> _What the task asks_
Take each line of the entries below that contains "heading" and copy it.

> _Data_

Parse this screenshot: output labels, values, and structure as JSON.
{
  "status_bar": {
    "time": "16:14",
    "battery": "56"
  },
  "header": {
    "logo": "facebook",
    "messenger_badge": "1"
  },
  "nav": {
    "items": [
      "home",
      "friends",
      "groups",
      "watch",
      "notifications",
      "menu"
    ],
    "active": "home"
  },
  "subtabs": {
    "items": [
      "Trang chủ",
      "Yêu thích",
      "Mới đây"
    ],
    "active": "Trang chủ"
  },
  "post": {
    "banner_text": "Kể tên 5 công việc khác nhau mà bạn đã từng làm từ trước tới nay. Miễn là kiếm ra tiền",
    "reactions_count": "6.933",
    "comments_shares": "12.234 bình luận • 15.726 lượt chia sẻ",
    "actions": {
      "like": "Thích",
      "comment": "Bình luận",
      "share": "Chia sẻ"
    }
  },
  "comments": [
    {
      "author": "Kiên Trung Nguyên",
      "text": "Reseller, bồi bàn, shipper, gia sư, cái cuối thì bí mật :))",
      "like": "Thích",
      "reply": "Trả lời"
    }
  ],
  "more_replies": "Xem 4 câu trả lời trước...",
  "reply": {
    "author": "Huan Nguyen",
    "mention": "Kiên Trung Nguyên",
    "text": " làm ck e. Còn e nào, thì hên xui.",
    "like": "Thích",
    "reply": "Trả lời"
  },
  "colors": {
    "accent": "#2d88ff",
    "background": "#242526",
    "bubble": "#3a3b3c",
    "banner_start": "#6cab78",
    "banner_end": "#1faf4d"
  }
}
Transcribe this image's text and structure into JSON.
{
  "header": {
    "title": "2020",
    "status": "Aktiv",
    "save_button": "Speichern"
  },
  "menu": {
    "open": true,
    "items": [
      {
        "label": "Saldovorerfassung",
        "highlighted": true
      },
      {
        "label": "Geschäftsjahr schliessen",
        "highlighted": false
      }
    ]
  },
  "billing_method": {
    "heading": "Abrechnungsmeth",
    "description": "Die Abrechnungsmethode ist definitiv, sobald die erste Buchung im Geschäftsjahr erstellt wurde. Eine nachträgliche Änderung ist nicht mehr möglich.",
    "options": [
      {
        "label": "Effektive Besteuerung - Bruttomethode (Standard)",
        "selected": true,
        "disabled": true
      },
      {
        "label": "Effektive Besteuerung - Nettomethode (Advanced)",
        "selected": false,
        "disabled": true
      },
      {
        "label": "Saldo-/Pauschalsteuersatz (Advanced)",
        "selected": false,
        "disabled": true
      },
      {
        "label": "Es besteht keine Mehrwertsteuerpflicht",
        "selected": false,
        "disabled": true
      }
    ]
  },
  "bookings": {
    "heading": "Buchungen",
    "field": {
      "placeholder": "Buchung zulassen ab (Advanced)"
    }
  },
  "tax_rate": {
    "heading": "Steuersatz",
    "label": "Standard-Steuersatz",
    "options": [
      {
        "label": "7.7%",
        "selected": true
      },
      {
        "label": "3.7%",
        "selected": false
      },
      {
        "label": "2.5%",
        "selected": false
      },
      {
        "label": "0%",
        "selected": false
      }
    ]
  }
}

> _Expected answer_
    "heading": "Abrechnungsmeth",
    "heading": "Buchungen",
    "heading": "Steuersatz",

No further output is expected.